It’s Women’s History Month! Let’s celebrate women on bikes.

There are so many awesome women on bikes and so little space, so here are a few snippets celebrating women on bikes from the early days to more recent times.

 

Lillias Campbell Davidson

Lillias Campbell Davidson started riding in the early 1880s, when she was in her late 20s, and quickly styled herself as an advocate and expert. Women cyclists were viewed as so improper in her neighborhood in the south of England that she rode in the early morning, when the streets were empty; she once turned down a side street to avoid being spied riding by the town vicar. Read more…

Annie “Londonderry” Kopchovsky

In 1894, Annie “Londonderry” Kopchovsky was not unlike most 19th century women. A Jewish immigrant, a 23-year-old mother of three, and a dutiful housewife, Kopchovsky was neither a cyclist nor an advocate for women’s rights. But when two men made an alleged bet that no woman could encircle the globe on a bicycle while earning $5,000 along the way, Kopchovksy took up the challenge. Read more…

 

Susan B. Anthony and Elizabeth Cady Stanton

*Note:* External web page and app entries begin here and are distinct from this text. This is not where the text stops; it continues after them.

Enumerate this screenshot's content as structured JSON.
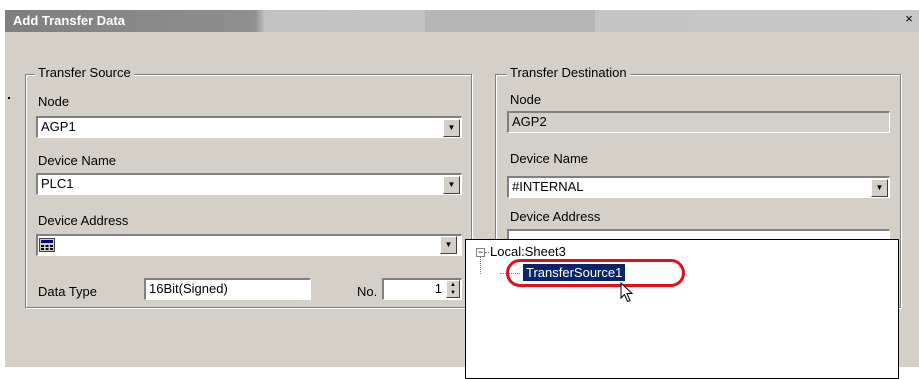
{
  "window": {
    "title": "Add Transfer Data",
    "close_glyph": "×"
  },
  "source": {
    "group_label": "Transfer Source",
    "node_label": "Node",
    "node_value": "AGP1",
    "device_name_label": "Device Name",
    "device_name_value": "PLC1",
    "device_address_label": "Device Address",
    "device_address_value": "",
    "data_type_label": "Data Type",
    "data_type_value": "16Bit(Signed)",
    "no_label": "No.",
    "no_value": "1"
  },
  "destination": {
    "group_label": "Transfer Destination",
    "node_label": "Node",
    "node_value": "AGP2",
    "device_name_label": "Device Name",
    "device_name_value": "#INTERNAL",
    "device_address_label": "Device Address"
  },
  "tree": {
    "root_label": "Local:Sheet3",
    "expander_glyph": "−",
    "child_label": "TransferSource1"
  },
  "colors": {
    "highlight_ring": "#e0101a",
    "selection": "#0a246a"
  }
}
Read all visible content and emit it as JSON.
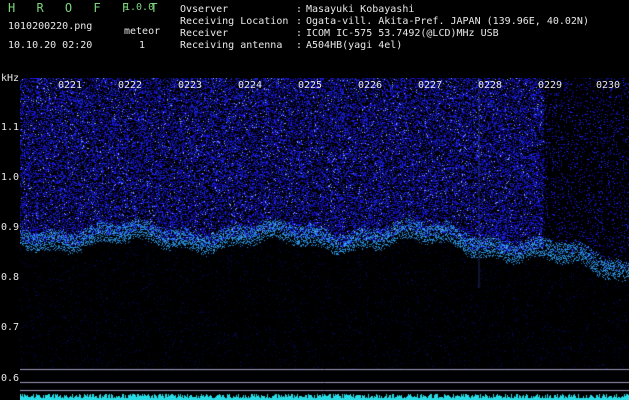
{
  "header": {
    "app_title": "H R O F F T",
    "app_version": "1.0.0",
    "filename": "1010200220.png",
    "datetime": "10.10.20 02:20",
    "count_label": "meteor",
    "count_value": "1"
  },
  "info": [
    {
      "label": "Ovserver",
      "value": "Masayuki Kobayashi"
    },
    {
      "label": "Receiving Location",
      "value": "Ogata-vill. Akita-Pref. JAPAN (139.96E, 40.02N)"
    },
    {
      "label": "Receiver",
      "value": "ICOM IC-575 53.7492(@LCD)MHz USB"
    },
    {
      "label": "Receiving antenna",
      "value": "A504HB(yagi 4el)"
    }
  ],
  "info_separator": ":",
  "spectrogram": {
    "y_unit": "kHz",
    "y_ticks": [
      "1.1",
      "1.0",
      "0.9",
      "0.8",
      "0.7",
      "0.6"
    ],
    "x_ticks": [
      "0221",
      "0222",
      "0223",
      "0224",
      "0225",
      "0226",
      "0227",
      "0228",
      "0229",
      "0230"
    ],
    "colors": {
      "background": "#000000",
      "noise": "#2232c8",
      "signal": "#4fb4ff",
      "baseline": "#2fe6f2",
      "marker": "#9a9ac0"
    }
  }
}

https://www.theatlantic.com/technology/archive/2014/06/the-technology-craze-of-the-1890s-that-forever-changed-womens-rights/373535/

Susan B. Anthony and Elizabeth Cady Stanton are credited with declaring that “woman is riding to suffrage on the bicycle,” a line that was printed and reprinted in newspapers at the turn of the century. The bicycle took “old-fashioned, slow-going notions of the gentler sex,” as The Courier (Nebraska) reported in 1895, and replaced them with “some new woman, mounted on her steed of steel.” And it gave women a new level of transportation independence that perplexed newspaper columnists across the country. Read more…

 

Kittie Knox

When Katie Knox walked into the annual meeting of the League of American Wheelmen (now the League of American Bicyclists) in 1895 and presented her membership card, she also presented a challenge to American racial segregation.

Knox, a bi-racial seamstress, avid cyclist, and at the time only 21 years old, had been a card-carrying member of the League since 1893. But when the League passed a color bar in 1894 declaring that only white people could be awarded membership, Knox’s status in the organization was called into question. Rather than accept the news sitting down, Knox got on her bike. Read more…

 

Maria Ward

If a bicycle offers a woman independence, then full independence can be achieved only through total responsibility for your bicycle. This was the idea behind Maria Ward’s “Bicycling for Ladies,” a definitive guide to cycling for women published in 1896. Ward aimed to emancipate women from reliance on men by teaching them everything they need to know about buying, riding and maintaining a bicycle. (https://momentummag.com/three-women-changed-course-history-bicycle/)

Women Repairing Bicycle, c. 1895” by Unknown – http://arc.lib.montana.edu/msu-photos/item/135. Licensed under CC BY-SA 3.0 via Wikimedia Commons.

 

Billie Fleming

Despite mocked by opposition for being a woman, Billie Fleming was a cyclist from London who set the record for the distance cycled in 12 months with 29,600 miles in 1938. Her only support was a bike from Rudge Whitworth and some chocolate from Cadbury’s. Read more…

 

Marianne Martin

In 1984, American Marianne Martin won the first women’s Tour de France, perhaps the most famous of all competitive cycling events. She had never set out to cycle, running was her particular sport of choice until a back injury dictated otherwise. French journalists had predicted that no woman would even finish the race but she covered the 616-mile course in 29 hours and 39 minutes. Read more…

Baraah Luhaid

“I’m standing against something bigger than I originally thought,” says Luhaid. “When I advocate for women’s cycling, I’m advocating for women’s independence. Changing core beliefs requires slow, consistent work,” she says. “It’s challenging, but someone has to start.” Read more…

 

Courtney Williams

African-Americans were systematically excluded from cycling for a long time, as with other sports in U.S. history, and ended up doing it less as a result. That seems to be rapidly changing. According to a 2013 report by the League of American Bicyclists and the Sierra Club, from 2001 to 2009 ridership among African-Americans doubled, despite the lack of representation in advocacy groups and the lack of cycling infrastructure in communities known as “transit deserts.” A number of minority cycling groups have sprung up in recent years all over the country, including Red, Bike & Green, a collective founded in 2007 and aimed at creating a black bike culture; and the National Brotherhood of Cyclists, founded the following year by a network of affiliated black cycling clubs. In 2011, a group called Black Women Bike: DC was formed and two years later the national Black Girls Do Bike was born on Facebook. Read more about Courtney’s story.